It all started with one Taiwanese boy who wanted to help his peers in the classroom. Now, he has his own website and posts educational resources that other people can use for free.
He is Senior Dun-Ming Huang, who started an independent project called Math Nudge. For this project, Huang is working on educational books with the title “Ars Minor Mathematica.”
Even though he started the project with the idea of textbooks in mind, Huang found that another term would be more appropriate to use.
“I no longer call them textbooks because I know that textbooks require a higher level of professionality that I currently still don’t have. So instead of calling them textbooks, I generally just call them books for educational resources,” he explains.
Huang started planning and writing last July, and was inspired to start the project back in eighth grade. Wanting to help his peers who were falling behind in classes in his old middle school in Taiwan, Dun-Ming decided to write study guides for them.
“I thought I could help them by writing study guides with different levels of difficulty,” he said.
Since Huang separates his volumes of education books based on the different school years of mathematics and the school curriculum, he explains how he achieves different levels of difficulty in a single curriculum by consulting textbooks for each subject in different levels.
“[I do this] so that I know what is in the precalculus that I should avoid talking about in algebra 2,” he explains.
Huang’s sister, Hedy Huang said that her brother put a lot of time and effort into working on this project. She mentions that he has spent long hours writing for his website.
“Starting from his sophomore or his junior year, he spends a lot of time writing in his room and in the dining room.
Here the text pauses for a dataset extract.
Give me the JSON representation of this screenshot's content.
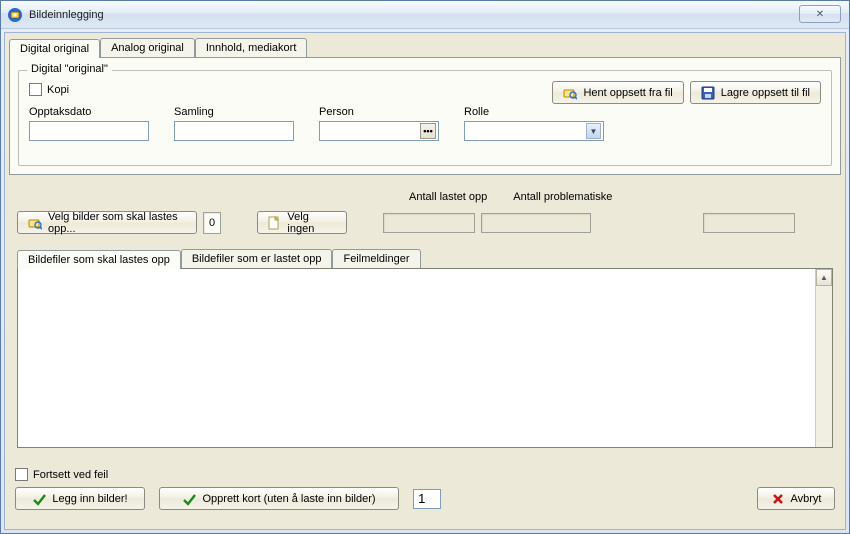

He sometimes devotes the weekends to it. It was kind of weird at the beginning because he has never worked so hard on anything like this,” she said.
Huang’s friend Kaiyu Yen also noticed changes not only in how Huang behaved but also how he produced books. Yen said that Brandon used to be a person that wants to do everything in the most efficient way no matter what it takes, but as he proceeded with the project, he became more patient.
“He started asking me about how to produce better templates, content, practice questions, and clearer solutions. I noticed that he made revisions by accepting a lot of different perspectives from readers. This proves him willing to accept other people’s perspectives and advice, unlike before,” he said.
After spending 15 months on this project, Huang admits that he sometimes wanted to quit in the first stages because “it’s such a long process.” The long revision period made this project even more challenging.
“Revising is a painful process. For volume one, I had to look through 40,000 words and fix them, which will take a lot of time and high levels of concentration,” Huang said.
Even though there are difficult times, Huang’s determination to keep going with Math Nudge surprised his sister.
“Math Nudge takes him a lot of time and he wrote tens of thousands of words. It makes me respect him,” she said.
Yen said that he gained more respect for Huang through this project and Huang’s purpose of helping people with his own educational materials.
“To me, the project was something really new. Moving to America at a young age was something that caused me to admire him. That led me to believe he can do what others at his age may not do, which is to study mathematics and publish his own instructional materials,” he said.
As a senior, Huang has a lot more extracurricular activities this year, and he is completing the college application process. In order to balance his time between the project and the college process, Huang started working on college applications during the summer.
“I knew that I was not going to be able to work on this project as much as I wanted to after August because of college applications. So I started to work on the college application process in June. I did college research in May and finalized a list of colleges in June,” he said.
Through the 15 months spent on writing Ars Minor Mathematica, Huang says that he has learned a lot, not just about the craft of writing, but also about appreciating the value of making mistakes.
“I’m generally in fear that I’m going to make more mistakes. But I forced myself to go through the process of revision and reflection and I learned to face my mistakes directly so that I can learn from them,” he said.
Math Nudge’s slogan is “Nudge Forward, Calculate Further”. The slogan reveals Huang’s purpose in initiating this project.
“My biggest objective is to help students who are interested in learning more difficult math and students who need more resources to learn math. I hope that this resource can help students to realize how deep the math that they are learning can get and how it is going to be applied in real life,” he said.